[Element data from apps and pages]

======

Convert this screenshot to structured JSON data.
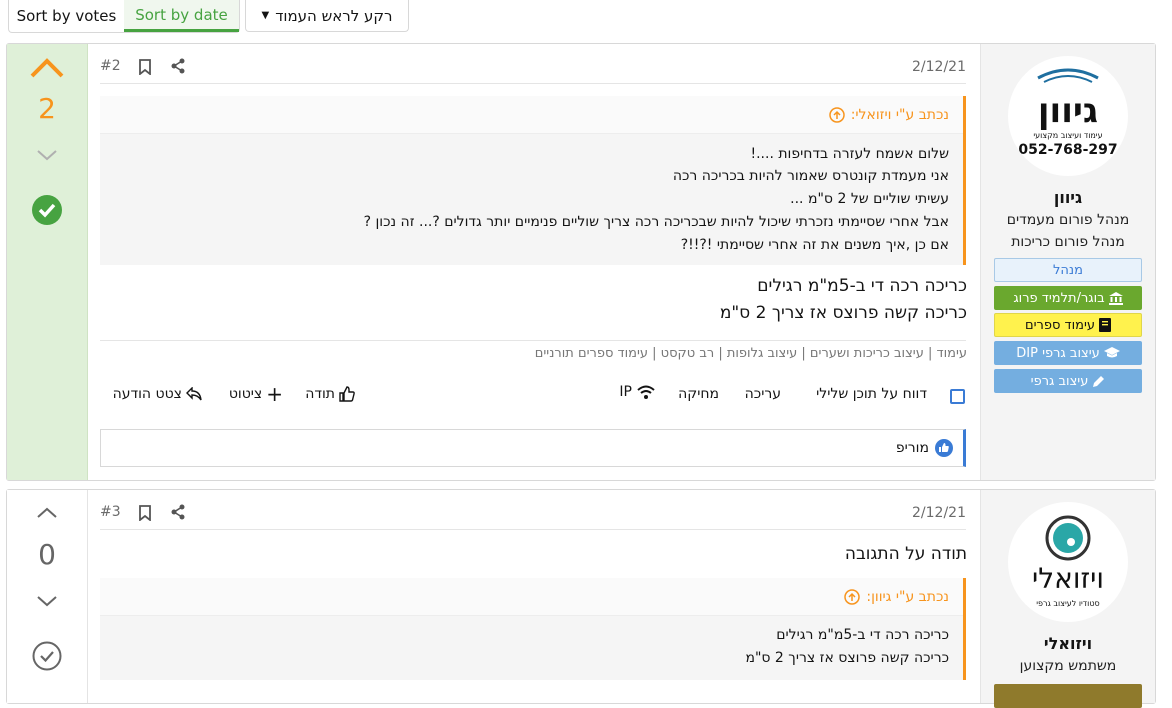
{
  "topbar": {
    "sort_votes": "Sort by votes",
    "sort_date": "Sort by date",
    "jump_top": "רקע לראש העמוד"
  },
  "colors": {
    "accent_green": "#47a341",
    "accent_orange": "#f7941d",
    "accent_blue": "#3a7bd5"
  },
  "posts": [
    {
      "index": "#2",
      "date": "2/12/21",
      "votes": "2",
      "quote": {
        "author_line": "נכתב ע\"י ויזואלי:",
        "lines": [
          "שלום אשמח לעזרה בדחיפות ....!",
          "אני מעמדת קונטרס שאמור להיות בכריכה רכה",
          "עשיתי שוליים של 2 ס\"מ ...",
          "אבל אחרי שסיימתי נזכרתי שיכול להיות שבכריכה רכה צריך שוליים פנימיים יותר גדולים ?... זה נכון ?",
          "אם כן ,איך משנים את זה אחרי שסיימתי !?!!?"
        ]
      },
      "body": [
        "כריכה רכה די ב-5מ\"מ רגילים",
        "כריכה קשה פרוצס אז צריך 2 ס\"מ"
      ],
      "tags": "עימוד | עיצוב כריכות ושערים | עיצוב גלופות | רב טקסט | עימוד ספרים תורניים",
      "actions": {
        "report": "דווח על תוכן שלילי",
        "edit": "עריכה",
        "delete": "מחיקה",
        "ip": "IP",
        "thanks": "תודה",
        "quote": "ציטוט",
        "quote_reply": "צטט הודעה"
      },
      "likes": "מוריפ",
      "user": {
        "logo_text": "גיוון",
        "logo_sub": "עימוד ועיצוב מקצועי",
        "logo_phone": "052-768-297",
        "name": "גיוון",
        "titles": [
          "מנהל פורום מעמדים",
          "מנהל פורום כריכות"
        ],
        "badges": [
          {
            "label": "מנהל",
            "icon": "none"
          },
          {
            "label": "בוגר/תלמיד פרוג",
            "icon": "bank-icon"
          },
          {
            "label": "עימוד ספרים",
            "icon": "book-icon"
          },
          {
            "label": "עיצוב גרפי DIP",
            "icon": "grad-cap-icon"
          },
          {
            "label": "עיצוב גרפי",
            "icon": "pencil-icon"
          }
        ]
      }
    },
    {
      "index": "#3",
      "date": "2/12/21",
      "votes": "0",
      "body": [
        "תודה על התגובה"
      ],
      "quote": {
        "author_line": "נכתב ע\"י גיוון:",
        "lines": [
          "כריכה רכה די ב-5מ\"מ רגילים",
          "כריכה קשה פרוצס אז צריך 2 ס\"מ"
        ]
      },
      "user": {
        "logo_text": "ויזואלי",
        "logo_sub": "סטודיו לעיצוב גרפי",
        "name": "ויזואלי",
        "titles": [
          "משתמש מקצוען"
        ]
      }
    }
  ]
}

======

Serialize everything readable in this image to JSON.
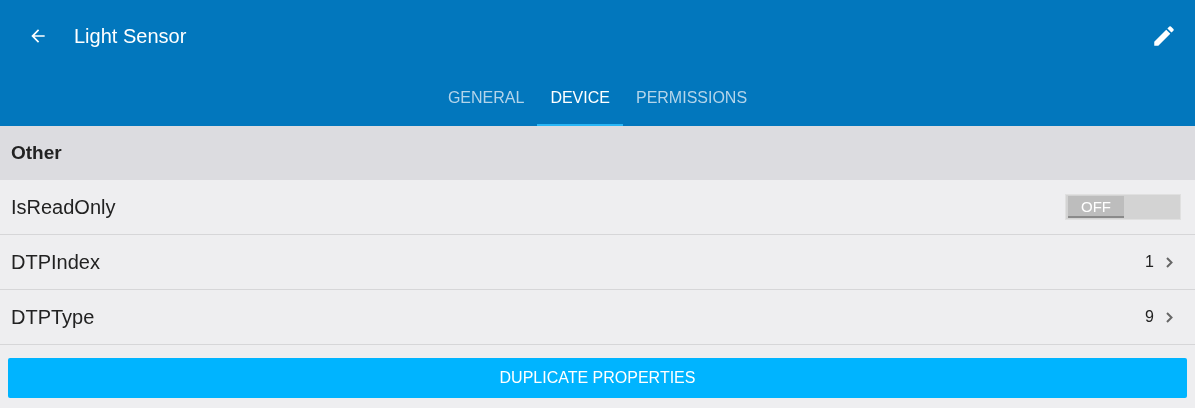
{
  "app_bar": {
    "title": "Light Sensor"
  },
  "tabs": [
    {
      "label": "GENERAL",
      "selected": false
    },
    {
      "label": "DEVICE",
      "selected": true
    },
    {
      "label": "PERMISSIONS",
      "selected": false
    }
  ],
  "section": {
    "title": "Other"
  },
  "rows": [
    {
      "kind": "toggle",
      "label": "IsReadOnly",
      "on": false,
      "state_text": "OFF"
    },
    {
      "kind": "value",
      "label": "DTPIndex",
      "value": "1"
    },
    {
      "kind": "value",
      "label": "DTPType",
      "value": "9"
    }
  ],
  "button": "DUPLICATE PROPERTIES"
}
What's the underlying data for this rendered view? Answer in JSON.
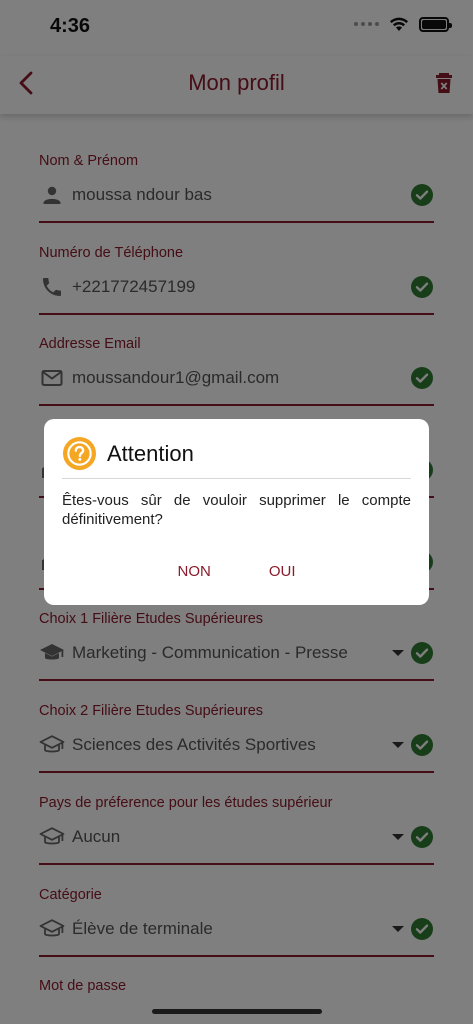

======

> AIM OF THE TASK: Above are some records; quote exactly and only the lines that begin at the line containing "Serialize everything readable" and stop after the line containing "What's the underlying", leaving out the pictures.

> RESPONSE BOX:
Serialize everything readable in this image to JSON.
{
  "app_bar": {
    "title": "Light Sensor"
  },
  "tabs": [
    {
      "label": "GENERAL",
      "selected": false
    },
    {
      "label": "DEVICE",
      "selected": true
    },
    {
      "label": "PERMISSIONS",
      "selected": false
    }
  ],
  "section": {
    "title": "Other"
  },
  "rows": [
    {
      "kind": "toggle",
      "label": "IsReadOnly",
      "on": false,
      "state_text": "OFF"
    },
    {
      "kind": "value",
      "label": "DTPIndex",
      "value": "1"
    },
    {
      "kind": "value",
      "label": "DTPType",
      "value": "9"
    }
  ],
  "button": "DUPLICATE PROPERTIES"
}
What's the underlying data for this rendered view? Answer in JSON.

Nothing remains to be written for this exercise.